(Dataset rows for apps and sites)
------------------------------------------------------------------------
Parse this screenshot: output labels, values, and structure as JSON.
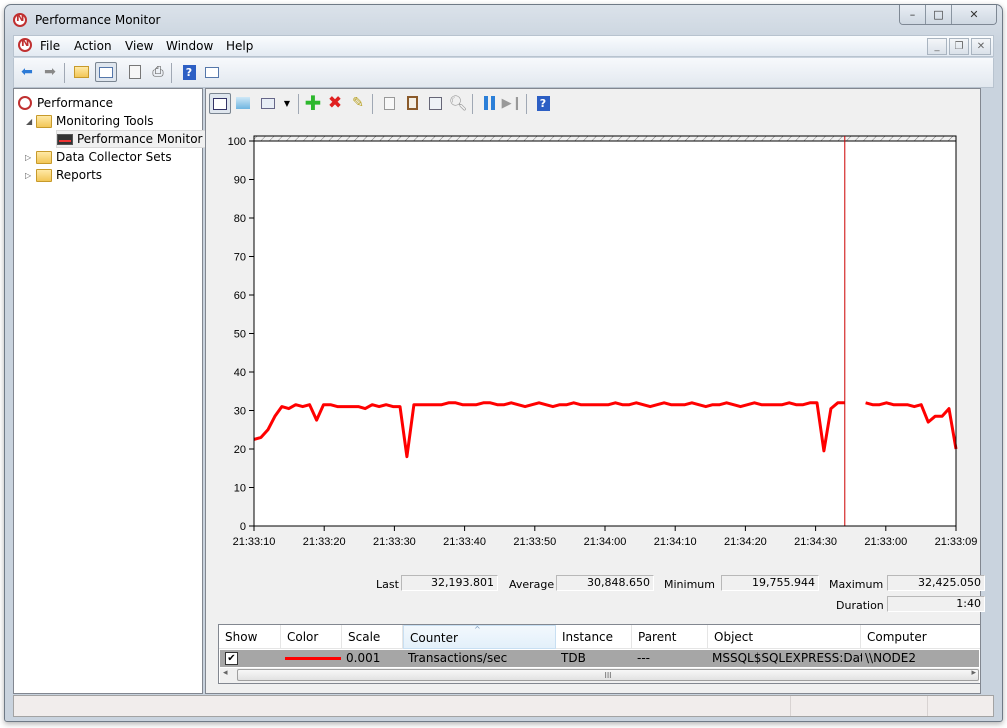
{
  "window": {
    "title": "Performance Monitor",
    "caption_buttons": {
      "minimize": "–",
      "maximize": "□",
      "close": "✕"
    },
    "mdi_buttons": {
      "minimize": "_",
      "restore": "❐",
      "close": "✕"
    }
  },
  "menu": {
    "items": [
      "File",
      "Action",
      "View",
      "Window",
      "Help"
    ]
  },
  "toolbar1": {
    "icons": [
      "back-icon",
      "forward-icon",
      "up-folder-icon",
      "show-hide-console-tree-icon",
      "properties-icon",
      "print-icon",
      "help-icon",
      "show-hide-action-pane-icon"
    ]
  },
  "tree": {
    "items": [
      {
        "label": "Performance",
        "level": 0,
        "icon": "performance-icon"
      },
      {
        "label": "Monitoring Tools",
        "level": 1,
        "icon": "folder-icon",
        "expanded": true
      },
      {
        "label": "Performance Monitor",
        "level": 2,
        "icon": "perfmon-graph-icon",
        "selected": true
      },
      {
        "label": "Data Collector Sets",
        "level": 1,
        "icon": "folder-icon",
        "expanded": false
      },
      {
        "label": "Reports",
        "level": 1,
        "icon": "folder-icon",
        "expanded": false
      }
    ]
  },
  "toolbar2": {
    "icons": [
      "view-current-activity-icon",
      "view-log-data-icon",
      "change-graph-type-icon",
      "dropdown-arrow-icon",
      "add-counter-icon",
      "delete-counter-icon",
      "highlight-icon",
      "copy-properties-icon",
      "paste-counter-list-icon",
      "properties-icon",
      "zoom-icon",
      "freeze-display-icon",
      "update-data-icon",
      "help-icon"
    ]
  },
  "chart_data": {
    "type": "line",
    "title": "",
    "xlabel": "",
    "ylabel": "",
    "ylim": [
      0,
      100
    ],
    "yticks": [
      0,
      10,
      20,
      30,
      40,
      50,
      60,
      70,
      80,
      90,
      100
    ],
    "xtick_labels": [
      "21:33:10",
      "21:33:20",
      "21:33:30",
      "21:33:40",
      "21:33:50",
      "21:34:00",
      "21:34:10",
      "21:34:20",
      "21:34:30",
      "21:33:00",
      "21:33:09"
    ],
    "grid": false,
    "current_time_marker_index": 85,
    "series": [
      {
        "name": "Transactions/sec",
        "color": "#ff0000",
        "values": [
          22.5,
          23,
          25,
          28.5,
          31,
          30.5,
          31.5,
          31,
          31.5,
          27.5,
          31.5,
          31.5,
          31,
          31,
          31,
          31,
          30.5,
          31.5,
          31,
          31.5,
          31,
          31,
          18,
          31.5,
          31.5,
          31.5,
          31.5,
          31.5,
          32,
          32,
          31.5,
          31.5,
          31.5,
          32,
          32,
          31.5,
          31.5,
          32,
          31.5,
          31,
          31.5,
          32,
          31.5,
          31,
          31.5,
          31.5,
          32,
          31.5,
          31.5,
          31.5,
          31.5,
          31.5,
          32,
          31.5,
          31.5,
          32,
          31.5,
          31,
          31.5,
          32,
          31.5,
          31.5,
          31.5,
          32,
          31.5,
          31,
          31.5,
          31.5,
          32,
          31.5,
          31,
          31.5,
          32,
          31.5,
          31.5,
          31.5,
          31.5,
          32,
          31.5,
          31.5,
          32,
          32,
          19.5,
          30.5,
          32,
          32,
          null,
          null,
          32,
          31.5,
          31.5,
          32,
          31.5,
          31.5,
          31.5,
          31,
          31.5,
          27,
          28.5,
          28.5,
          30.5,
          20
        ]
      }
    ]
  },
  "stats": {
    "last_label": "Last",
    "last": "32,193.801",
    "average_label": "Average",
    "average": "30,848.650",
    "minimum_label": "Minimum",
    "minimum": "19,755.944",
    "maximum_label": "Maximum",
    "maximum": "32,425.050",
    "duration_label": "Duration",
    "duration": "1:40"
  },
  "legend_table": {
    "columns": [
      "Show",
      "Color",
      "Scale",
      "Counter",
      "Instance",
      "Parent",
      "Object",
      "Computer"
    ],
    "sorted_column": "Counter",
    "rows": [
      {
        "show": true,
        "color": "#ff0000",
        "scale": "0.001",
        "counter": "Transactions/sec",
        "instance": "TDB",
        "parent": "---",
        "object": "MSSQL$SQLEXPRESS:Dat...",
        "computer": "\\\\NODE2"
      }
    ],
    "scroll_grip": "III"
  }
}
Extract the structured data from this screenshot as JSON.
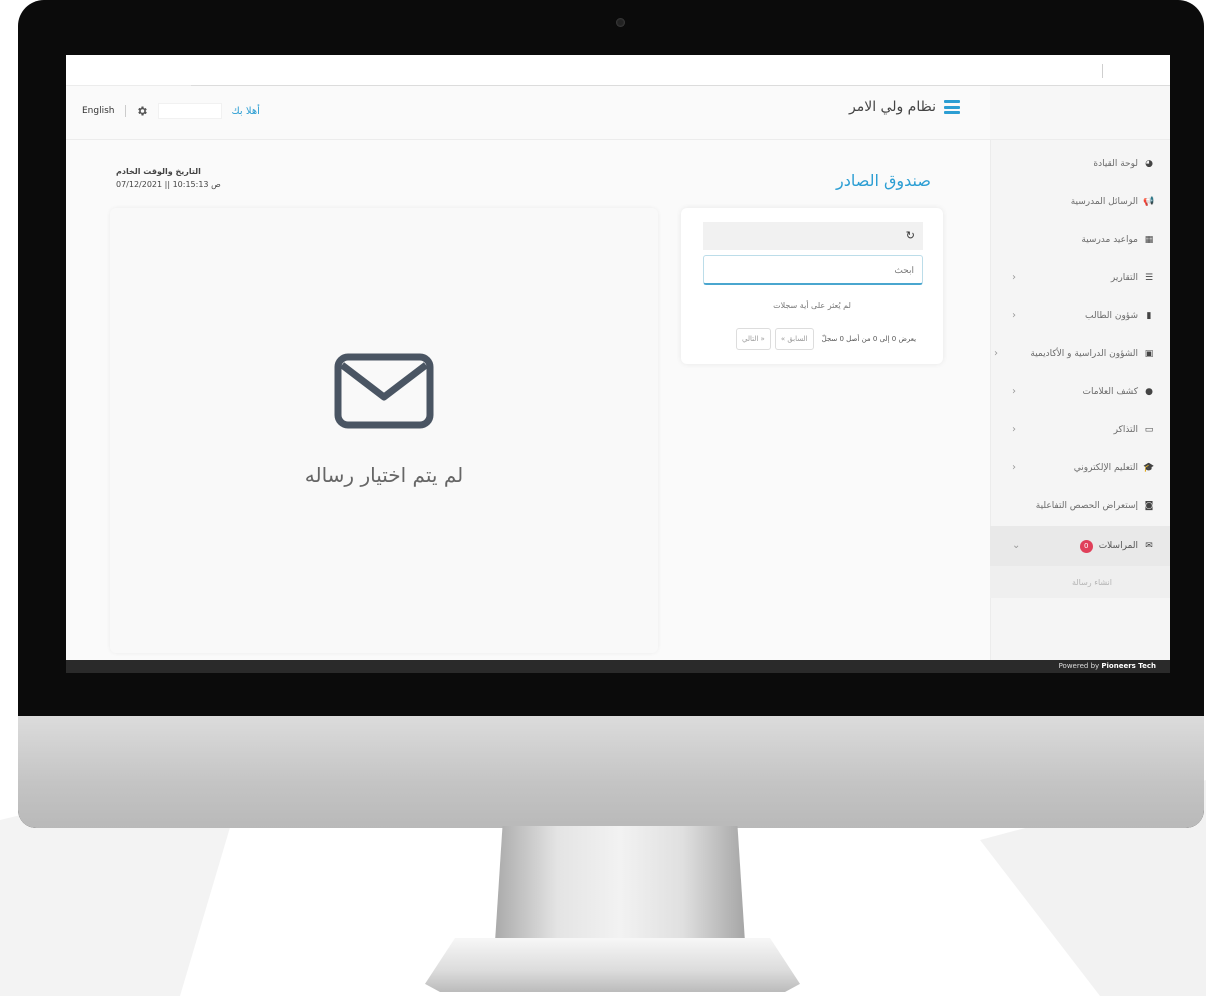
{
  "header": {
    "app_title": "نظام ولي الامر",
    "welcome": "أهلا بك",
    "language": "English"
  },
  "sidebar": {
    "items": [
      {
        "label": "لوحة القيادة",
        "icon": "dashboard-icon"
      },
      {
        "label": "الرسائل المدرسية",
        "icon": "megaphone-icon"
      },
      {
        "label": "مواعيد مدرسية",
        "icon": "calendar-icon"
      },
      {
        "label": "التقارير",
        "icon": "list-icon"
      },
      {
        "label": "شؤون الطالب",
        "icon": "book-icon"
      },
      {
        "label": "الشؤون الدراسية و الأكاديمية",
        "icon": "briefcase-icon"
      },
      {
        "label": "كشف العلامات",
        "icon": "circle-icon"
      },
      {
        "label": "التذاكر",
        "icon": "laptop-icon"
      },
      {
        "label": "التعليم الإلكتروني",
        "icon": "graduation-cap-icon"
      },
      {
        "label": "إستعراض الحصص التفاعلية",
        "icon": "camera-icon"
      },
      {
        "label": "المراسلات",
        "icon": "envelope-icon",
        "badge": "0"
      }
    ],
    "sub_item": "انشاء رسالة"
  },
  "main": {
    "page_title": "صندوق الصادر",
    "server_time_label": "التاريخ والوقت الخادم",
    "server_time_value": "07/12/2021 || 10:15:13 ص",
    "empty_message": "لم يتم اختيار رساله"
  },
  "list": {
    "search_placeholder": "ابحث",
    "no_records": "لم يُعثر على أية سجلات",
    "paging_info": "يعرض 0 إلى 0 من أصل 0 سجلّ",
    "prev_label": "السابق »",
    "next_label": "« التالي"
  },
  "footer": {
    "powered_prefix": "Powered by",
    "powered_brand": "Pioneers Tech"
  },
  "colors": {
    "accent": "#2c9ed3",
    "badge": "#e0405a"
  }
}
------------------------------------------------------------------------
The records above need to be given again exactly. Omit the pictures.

Parse this screenshot: output labels, values, and structure as JSON.
{
  "window": {
    "title": "Performance Monitor",
    "caption_buttons": {
      "minimize": "–",
      "maximize": "□",
      "close": "✕"
    },
    "mdi_buttons": {
      "minimize": "_",
      "restore": "❐",
      "close": "✕"
    }
  },
  "menu": {
    "items": [
      "File",
      "Action",
      "View",
      "Window",
      "Help"
    ]
  },
  "toolbar1": {
    "icons": [
      "back-icon",
      "forward-icon",
      "up-folder-icon",
      "show-hide-console-tree-icon",
      "properties-icon",
      "print-icon",
      "help-icon",
      "show-hide-action-pane-icon"
    ]
  },
  "tree": {
    "items": [
      {
        "label": "Performance",
        "level": 0,
        "icon": "performance-icon"
      },
      {
        "label": "Monitoring Tools",
        "level": 1,
        "icon": "folder-icon",
        "expanded": true
      },
      {
        "label": "Performance Monitor",
        "level": 2,
        "icon": "perfmon-graph-icon",
        "selected": true
      },
      {
        "label": "Data Collector Sets",
        "level": 1,
        "icon": "folder-icon",
        "expanded": false
      },
      {
        "label": "Reports",
        "level": 1,
        "icon": "folder-icon",
        "expanded": false
      }
    ]
  },
  "toolbar2": {
    "icons": [
      "view-current-activity-icon",
      "view-log-data-icon",
      "change-graph-type-icon",
      "dropdown-arrow-icon",
      "add-counter-icon",
      "delete-counter-icon",
      "highlight-icon",
      "copy-properties-icon",
      "paste-counter-list-icon",
      "properties-icon",
      "zoom-icon",
      "freeze-display-icon",
      "update-data-icon",
      "help-icon"
    ]
  },
  "chart_data": {
    "type": "line",
    "title": "",
    "xlabel": "",
    "ylabel": "",
    "ylim": [
      0,
      100
    ],
    "yticks": [
      0,
      10,
      20,
      30,
      40,
      50,
      60,
      70,
      80,
      90,
      100
    ],
    "xtick_labels": [
      "21:33:10",
      "21:33:20",
      "21:33:30",
      "21:33:40",
      "21:33:50",
      "21:34:00",
      "21:34:10",
      "21:34:20",
      "21:34:30",
      "21:33:00",
      "21:33:09"
    ],
    "grid": false,
    "current_time_marker_index": 85,
    "series": [
      {
        "name": "Transactions/sec",
        "color": "#ff0000",
        "values": [
          22.5,
          23,
          25,
          28.5,
          31,
          30.5,
          31.5,
          31,
          31.5,
          27.5,
          31.5,
          31.5,
          31,
          31,
          31,
          31,
          30.5,
          31.5,
          31,
          31.5,
          31,
          31,
          18,
          31.5,
          31.5,
          31.5,
          31.5,
          31.5,
          32,
          32,
          31.5,
          31.5,
          31.5,
          32,
          32,
          31.5,
          31.5,
          32,
          31.5,
          31,
          31.5,
          32,
          31.5,
          31,
          31.5,
          31.5,
          32,
          31.5,
          31.5,
          31.5,
          31.5,
          31.5,
          32,
          31.5,
          31.5,
          32,
          31.5,
          31,
          31.5,
          32,
          31.5,
          31.5,
          31.5,
          32,
          31.5,
          31,
          31.5,
          31.5,
          32,
          31.5,
          31,
          31.5,
          32,
          31.5,
          31.5,
          31.5,
          31.5,
          32,
          31.5,
          31.5,
          32,
          32,
          19.5,
          30.5,
          32,
          32,
          null,
          null,
          32,
          31.5,
          31.5,
          32,
          31.5,
          31.5,
          31.5,
          31,
          31.5,
          27,
          28.5,
          28.5,
          30.5,
          20
        ]
      }
    ]
  },
  "stats": {
    "last_label": "Last",
    "last": "32,193.801",
    "average_label": "Average",
    "average": "30,848.650",
    "minimum_label": "Minimum",
    "minimum": "19,755.944",
    "maximum_label": "Maximum",
    "maximum": "32,425.050",
    "duration_label": "Duration",
    "duration": "1:40"
  },
  "legend_table": {
    "columns": [
      "Show",
      "Color",
      "Scale",
      "Counter",
      "Instance",
      "Parent",
      "Object",
      "Computer"
    ],
    "sorted_column": "Counter",
    "rows": [
      {
        "show": true,
        "color": "#ff0000",
        "scale": "0.001",
        "counter": "Transactions/sec",
        "instance": "TDB",
        "parent": "---",
        "object": "MSSQL$SQLEXPRESS:Dat...",
        "computer": "\\\\NODE2"
      }
    ],
    "scroll_grip": "III"
  }
}
Extract the structured data from this screenshot as JSON.
{
  "header": {
    "app_title": "نظام ولي الامر",
    "welcome": "أهلا بك",
    "language": "English"
  },
  "sidebar": {
    "items": [
      {
        "label": "لوحة القيادة",
        "icon": "dashboard-icon"
      },
      {
        "label": "الرسائل المدرسية",
        "icon": "megaphone-icon"
      },
      {
        "label": "مواعيد مدرسية",
        "icon": "calendar-icon"
      },
      {
        "label": "التقارير",
        "icon": "list-icon"
      },
      {
        "label": "شؤون الطالب",
        "icon": "book-icon"
      },
      {
        "label": "الشؤون الدراسية و الأكاديمية",
        "icon": "briefcase-icon"
      },
      {
        "label": "كشف العلامات",
        "icon": "circle-icon"
      },
      {
        "label": "التذاكر",
        "icon": "laptop-icon"
      },
      {
        "label": "التعليم الإلكتروني",
        "icon": "graduation-cap-icon"
      },
      {
        "label": "إستعراض الحصص التفاعلية",
        "icon": "camera-icon"
      },
      {
        "label": "المراسلات",
        "icon": "envelope-icon",
        "badge": "0"
      }
    ],
    "sub_item": "انشاء رسالة"
  },
  "main": {
    "page_title": "صندوق الصادر",
    "server_time_label": "التاريخ والوقت الخادم",
    "server_time_value": "07/12/2021 || 10:15:13 ص",
    "empty_message": "لم يتم اختيار رساله"
  },
  "list": {
    "search_placeholder": "ابحث",
    "no_records": "لم يُعثر على أية سجلات",
    "paging_info": "يعرض 0 إلى 0 من أصل 0 سجلّ",
    "prev_label": "السابق »",
    "next_label": "« التالي"
  },
  "footer": {
    "powered_prefix": "Powered by",
    "powered_brand": "Pioneers Tech"
  },
  "colors": {
    "accent": "#2c9ed3",
    "badge": "#e0405a"
  }
}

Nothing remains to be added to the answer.